Family Freedom Center
Updated: May 18
The Family Freedom Center is an organization dedicated to empowering Black community members and giving them a space to learn about and celebrate their culture. Xavier Bell founded Family Freedom Center as a program at Community Action Duluth in 2015. In 2016, the FFC moved on from CAD to become its own organization. Family Freedom Center has a mission to empower the Black community by reconstructing socio-cultural narratives and unapologetically embracing what it means to be Black, both historically and in the present day. Family Freedom Center does this by facilitating culturally specific and inclusive spaces aimed to engage, empower, and educate community members in Duluth and the broader Twin Ports area.
One of the programs offered is the Freedom Start-Up Business Incubator. It provides support for Black business owners, and the program is shifting its focus to youth and building entrepreneurial financial literacy. They also offer Race Awareness Workshops to schools, businesses, and organizations around the city. The FFC cultivates these workshops to fit the environment in which they’re presented, so as to more effectively convey their messages. The workshops cover a variety of topics, including historical perspectives of race, structural race advantage, threats to marginalized groups, and more. The FFC has presented to several organizations in the area such as the Superior School District and Community Action Duluth. In addition, the Family Freedom Summer programs offer a chance for families to get together to have some summer fun. One of the activities put on in the past is a trip to Camp Miller, where families can go camping. There is also a STEM program for children at Starbase. The FFC puts on a variety of workshops and activities for the community, including things like African dance, grant writing, baking classes, African American history, and more. The FFC makes a point to offer these workshops for free in order to make them accessible to everyone.

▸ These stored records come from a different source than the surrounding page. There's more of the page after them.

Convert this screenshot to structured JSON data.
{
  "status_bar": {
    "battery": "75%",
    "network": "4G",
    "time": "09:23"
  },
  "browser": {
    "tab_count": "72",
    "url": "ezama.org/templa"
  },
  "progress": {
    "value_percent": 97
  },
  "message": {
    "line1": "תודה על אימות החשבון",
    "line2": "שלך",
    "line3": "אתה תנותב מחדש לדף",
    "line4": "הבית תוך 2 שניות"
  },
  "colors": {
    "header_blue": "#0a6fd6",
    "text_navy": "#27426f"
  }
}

Helen Davis is the Outreach Liaison for the FFC and has been working with the organization for five years. Helen wears many hats in her role of Outreach Liaison, from putting on educational workshops to taking people to appointments, as well as throwing community get-togethers and checking in on elders in the community. She is fiercely protective of the people she serves, and she feels most fulfilled when she’s helping improve people’s lives and bringing positivity to them. Helen is dedicated to investing her whole self to this work. She spends every waking minute (when not with her family or studying for her Social Work degree) on her projects with the FFC. She says, “Everything I do is coming from the heart.” She is also very humble, and she enjoys helping people without needing accolades or recognition.
One of her favorite things to see is children and elders connecting at their events and workshops and enjoying each other’s company. Cross-generational relationships are essential to a strong community, and FFC aspires to build and strengthen them. FFC makes a point to offer these workshops for free in order to make them accessible to everyone. “[The workshops were] no cost, because a lot of people cannot take their family out to do things with them, so we bring it to them.” Input from the community is especially important; Helen states, “You can tell us what we need to do to help you. We’re not going to do what we want to do, we want to do what y’all asking us to do to make this grow, to make it build for you all.” Helen sees the FFC growing and extending its reach in the future, and they are currently striving to own a permanent office that is more accessible. Their current office is at the top of a flight of stairs, which makes it hard for some members of the community to access their services. Helen’s ability to reach out and help others is pivotal to her life, and it affects every aspect of how she approaches her work. The FFC plans to continue to grow their community connections and provide spaces for people to celebrate their culture and engage with their neighbors. They are always looking for input from members of the community on how to improve their services, and anyone interested in sharing their thoughts.
Helen began her journey with the Family Freedom Center when it was a program of Community Action Duluth and Helen was an employee. Family Freedom Center incubated with CAD, and eventually outgrew its status as a program. With its own vision, stability, and leadership, Family Freedom Center became its own nonprofit and Helen moved on with it. Now her relationship with CAD has come full circle: she recently joined the board of directors of Community Action Duluth and will be able to influence future organizational decisions.